__BRIEF__.
The data that follows should be copied out exactly.

================

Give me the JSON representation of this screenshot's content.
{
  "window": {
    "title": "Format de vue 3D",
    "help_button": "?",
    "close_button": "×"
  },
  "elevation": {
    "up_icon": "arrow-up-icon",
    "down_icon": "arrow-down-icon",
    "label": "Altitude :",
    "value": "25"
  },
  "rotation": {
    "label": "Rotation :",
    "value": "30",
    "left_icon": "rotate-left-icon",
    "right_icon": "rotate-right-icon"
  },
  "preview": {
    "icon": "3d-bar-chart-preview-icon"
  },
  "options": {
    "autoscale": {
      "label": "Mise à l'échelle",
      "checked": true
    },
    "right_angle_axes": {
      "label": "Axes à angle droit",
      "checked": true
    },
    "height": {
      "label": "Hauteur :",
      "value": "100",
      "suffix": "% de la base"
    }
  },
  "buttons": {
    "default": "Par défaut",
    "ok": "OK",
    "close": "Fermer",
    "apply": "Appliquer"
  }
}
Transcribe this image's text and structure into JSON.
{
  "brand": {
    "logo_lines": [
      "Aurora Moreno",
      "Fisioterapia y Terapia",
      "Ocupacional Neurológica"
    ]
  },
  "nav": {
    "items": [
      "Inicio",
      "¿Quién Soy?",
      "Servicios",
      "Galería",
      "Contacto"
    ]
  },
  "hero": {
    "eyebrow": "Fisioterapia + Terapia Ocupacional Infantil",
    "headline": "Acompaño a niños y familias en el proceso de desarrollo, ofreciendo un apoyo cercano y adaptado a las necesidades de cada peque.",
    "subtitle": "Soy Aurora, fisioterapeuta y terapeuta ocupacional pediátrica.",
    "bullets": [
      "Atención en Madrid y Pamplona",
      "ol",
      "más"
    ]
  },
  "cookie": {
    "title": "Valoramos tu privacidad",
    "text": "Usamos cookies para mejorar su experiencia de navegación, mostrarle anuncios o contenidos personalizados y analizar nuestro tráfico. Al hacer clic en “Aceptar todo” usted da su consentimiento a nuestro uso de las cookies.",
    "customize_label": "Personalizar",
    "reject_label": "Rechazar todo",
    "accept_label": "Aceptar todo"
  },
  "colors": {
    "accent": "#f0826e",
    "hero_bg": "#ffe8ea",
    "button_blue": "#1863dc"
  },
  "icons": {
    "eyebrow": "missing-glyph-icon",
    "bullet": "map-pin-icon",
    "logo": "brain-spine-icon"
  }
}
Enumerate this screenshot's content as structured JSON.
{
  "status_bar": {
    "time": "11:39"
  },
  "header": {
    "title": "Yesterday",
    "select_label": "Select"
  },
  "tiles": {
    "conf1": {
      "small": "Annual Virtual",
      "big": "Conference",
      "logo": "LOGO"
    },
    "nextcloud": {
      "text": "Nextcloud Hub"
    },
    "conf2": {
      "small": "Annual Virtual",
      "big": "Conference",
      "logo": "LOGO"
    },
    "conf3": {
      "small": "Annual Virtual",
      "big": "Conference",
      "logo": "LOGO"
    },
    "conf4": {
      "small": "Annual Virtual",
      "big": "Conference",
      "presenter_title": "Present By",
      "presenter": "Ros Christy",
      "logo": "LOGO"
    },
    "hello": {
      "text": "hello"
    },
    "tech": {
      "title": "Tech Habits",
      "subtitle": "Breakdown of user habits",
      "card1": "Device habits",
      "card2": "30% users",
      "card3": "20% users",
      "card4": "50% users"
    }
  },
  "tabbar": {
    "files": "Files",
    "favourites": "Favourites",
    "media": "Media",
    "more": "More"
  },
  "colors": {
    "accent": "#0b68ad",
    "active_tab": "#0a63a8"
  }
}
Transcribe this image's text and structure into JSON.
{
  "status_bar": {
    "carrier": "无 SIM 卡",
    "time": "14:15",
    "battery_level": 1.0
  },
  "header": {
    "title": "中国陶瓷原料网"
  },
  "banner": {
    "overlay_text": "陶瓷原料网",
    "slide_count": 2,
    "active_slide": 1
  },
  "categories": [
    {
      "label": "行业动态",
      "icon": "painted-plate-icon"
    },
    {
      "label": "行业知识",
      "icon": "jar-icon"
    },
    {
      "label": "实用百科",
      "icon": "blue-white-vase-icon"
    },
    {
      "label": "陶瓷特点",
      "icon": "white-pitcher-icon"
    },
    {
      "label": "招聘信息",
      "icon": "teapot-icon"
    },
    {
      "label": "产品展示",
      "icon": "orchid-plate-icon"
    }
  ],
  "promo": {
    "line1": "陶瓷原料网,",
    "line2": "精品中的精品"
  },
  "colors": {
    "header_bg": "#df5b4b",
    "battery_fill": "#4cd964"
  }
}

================

__OUTPUT BELOW__.
Give me the JSON representation of this screenshot's content.
{
  "window": {
    "title": "Format de vue 3D",
    "help_button": "?",
    "close_button": "×"
  },
  "elevation": {
    "up_icon": "arrow-up-icon",
    "down_icon": "arrow-down-icon",
    "label": "Altitude :",
    "value": "25"
  },
  "rotation": {
    "label": "Rotation :",
    "value": "30",
    "left_icon": "rotate-left-icon",
    "right_icon": "rotate-right-icon"
  },
  "preview": {
    "icon": "3d-bar-chart-preview-icon"
  },
  "options": {
    "autoscale": {
      "label": "Mise à l'échelle",
      "checked": true
    },
    "right_angle_axes": {
      "label": "Axes à angle droit",
      "checked": true
    },
    "height": {
      "label": "Hauteur :",
      "value": "100",
      "suffix": "% de la base"
    }
  },
  "buttons": {
    "default": "Par défaut",
    "ok": "OK",
    "close": "Fermer",
    "apply": "Appliquer"
  }
}
Transcribe this image's text and structure into JSON.
{
  "brand": {
    "logo_lines": [
      "Aurora Moreno",
      "Fisioterapia y Terapia",
      "Ocupacional Neurológica"
    ]
  },
  "nav": {
    "items": [
      "Inicio",
      "¿Quién Soy?",
      "Servicios",
      "Galería",
      "Contacto"
    ]
  },
  "hero": {
    "eyebrow": "Fisioterapia + Terapia Ocupacional Infantil",
    "headline": "Acompaño a niños y familias en el proceso de desarrollo, ofreciendo un apoyo cercano y adaptado a las necesidades de cada peque.",
    "subtitle": "Soy Aurora, fisioterapeuta y terapeuta ocupacional pediátrica.",
    "bullets": [
      "Atención en Madrid y Pamplona",
      "ol",
      "más"
    ]
  },
  "cookie": {
    "title": "Valoramos tu privacidad",
    "text": "Usamos cookies para mejorar su experiencia de navegación, mostrarle anuncios o contenidos personalizados y analizar nuestro tráfico. Al hacer clic en “Aceptar todo” usted da su consentimiento a nuestro uso de las cookies.",
    "customize_label": "Personalizar",
    "reject_label": "Rechazar todo",
    "accept_label": "Aceptar todo"
  },
  "colors": {
    "accent": "#f0826e",
    "hero_bg": "#ffe8ea",
    "button_blue": "#1863dc"
  },
  "icons": {
    "eyebrow": "missing-glyph-icon",
    "bullet": "map-pin-icon",
    "logo": "brain-spine-icon"
  }
}
Enumerate this screenshot's content as structured JSON.
{
  "status_bar": {
    "time": "11:39"
  },
  "header": {
    "title": "Yesterday",
    "select_label": "Select"
  },
  "tiles": {
    "conf1": {
      "small": "Annual Virtual",
      "big": "Conference",
      "logo": "LOGO"
    },
    "nextcloud": {
      "text": "Nextcloud Hub"
    },
    "conf2": {
      "small": "Annual Virtual",
      "big": "Conference",
      "logo": "LOGO"
    },
    "conf3": {
      "small": "Annual Virtual",
      "big": "Conference",
      "logo": "LOGO"
    },
    "conf4": {
      "small": "Annual Virtual",
      "big": "Conference",
      "presenter_title": "Present By",
      "presenter": "Ros Christy",
      "logo": "LOGO"
    },
    "hello": {
      "text": "hello"
    },
    "tech": {
      "title": "Tech Habits",
      "subtitle": "Breakdown of user habits",
      "card1": "Device habits",
      "card2": "30% users",
      "card3": "20% users",
      "card4": "50% users"
    }
  },
  "tabbar": {
    "files": "Files",
    "favourites": "Favourites",
    "media": "Media",
    "more": "More"
  },
  "colors": {
    "accent": "#0b68ad",
    "active_tab": "#0a63a8"
  }
}
Transcribe this image's text and structure into JSON.
{
  "status_bar": {
    "carrier": "无 SIM 卡",
    "time": "14:15",
    "battery_level": 1.0
  },
  "header": {
    "title": "中国陶瓷原料网"
  },
  "banner": {
    "overlay_text": "陶瓷原料网",
    "slide_count": 2,
    "active_slide": 1
  },
  "categories": [
    {
      "label": "行业动态",
      "icon": "painted-plate-icon"
    },
    {
      "label": "行业知识",
      "icon": "jar-icon"
    },
    {
      "label": "实用百科",
      "icon": "blue-white-vase-icon"
    },
    {
      "label": "陶瓷特点",
      "icon": "white-pitcher-icon"
    },
    {
      "label": "招聘信息",
      "icon": "teapot-icon"
    },
    {
      "label": "产品展示",
      "icon": "orchid-plate-icon"
    }
  ],
  "promo": {
    "line1": "陶瓷原料网,",
    "line2": "精品中的精品"
  },
  "colors": {
    "header_bg": "#df5b4b",
    "battery_fill": "#4cd964"
  }
}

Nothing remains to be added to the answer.